In the beginning of October 2005, the Spanish police, who have dealt with the problem of desperate African migrants trying to penetrate the small Spanish territory across Gibraltar with lethal force, displayed their plans to build a wall between the Spanish and Moroccan border. The images presented—a complex structure with all the latest electronic equipment—bore an uncanny resemblance to those of the Berlin Wall, only with the opposite motive, designed to prevent people from coming in, not getting out. The cruel irony is that it is the government of Zapatero, arguably the most anti-racist and tolerant in Europe, that is forced to adopt these measures of segregation—a clear sign of the limits of the multiculturalist “tolerant” approach which preaches open borders and acceptance of Others. It is thus becoming clear that the solution is not “tear down the walls and let them all in,” the easy, empty demand often put forth by soft-hearted liberal “radicals.” Rather, the real solution is to tear down the true wall, not the police one, but the social-economic one: To change society so that people will no longer desperately try to escape their own world.
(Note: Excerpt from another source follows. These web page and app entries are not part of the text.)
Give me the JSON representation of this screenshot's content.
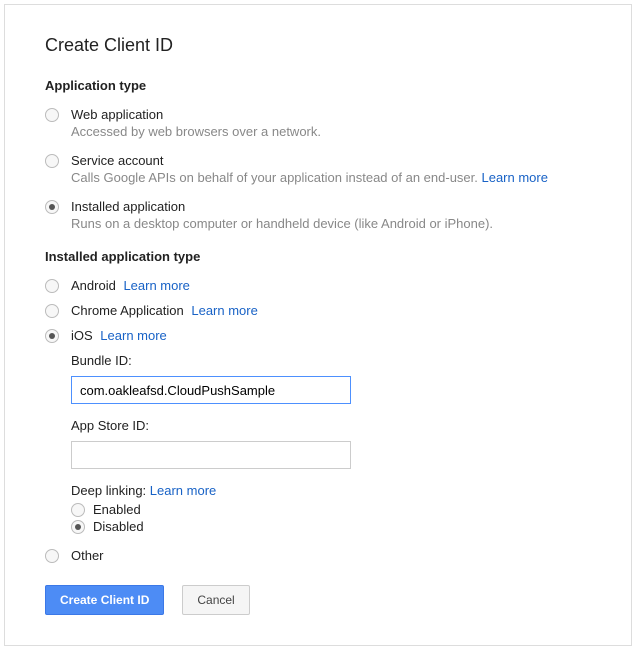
{
  "dialog": {
    "title": "Create Client ID"
  },
  "sections": {
    "app_type_heading": "Application type",
    "installed_type_heading": "Installed application type"
  },
  "app_type": {
    "web": {
      "label": "Web application",
      "desc": "Accessed by web browsers over a network."
    },
    "service": {
      "label": "Service account",
      "desc": "Calls Google APIs on behalf of your application instead of an end-user. ",
      "learn_more": "Learn more"
    },
    "installed": {
      "label": "Installed application",
      "desc": "Runs on a desktop computer or handheld device (like Android or iPhone)."
    }
  },
  "installed_type": {
    "android": {
      "label": "Android",
      "learn_more": "Learn more"
    },
    "chrome": {
      "label": "Chrome Application",
      "learn_more": "Learn more"
    },
    "ios": {
      "label": "iOS",
      "learn_more": "Learn more"
    },
    "other": {
      "label": "Other"
    }
  },
  "ios_fields": {
    "bundle_label": "Bundle ID:",
    "bundle_value": "com.oakleafsd.CloudPushSample",
    "appstore_label": "App Store ID:",
    "appstore_value": "",
    "deep_linking_label": "Deep linking: ",
    "deep_linking_learn_more": "Learn more",
    "enabled": "Enabled",
    "disabled": "Disabled"
  },
  "buttons": {
    "create": "Create Client ID",
    "cancel": "Cancel"
  }
}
This brings us back to rumours and “reports” about “subjects supposed to loot and rape:” New Orleans is one of those cities within the United States most heavily marked by the internal wall that separates the affluent from ghettoized blacks. And it is about those on the other side of the wall that we fantasize: More and more, they live in another world, in a blank zone that offers itself as a screen for the projection of our fears, anxieties and secret desires. The “subject supposed to loot and rape” is on the other side of the Wall — this is the subject about whom Bennett can afford to make his slips of the tongue and confess in a censored mode his murderous dreams. More than anything else, the rumors and fake reports from the aftermath of Katrina bear witness to the deep class division of American society.
Slavoj Žižek, a philosopher and psychoanalyst, is a senior researcher at the Institute for Advanced Study in the Humanities, in Essen, Germany. He is the author of, among many other books, The Fragile Absolute and Did Somebody Say Totalitarianism?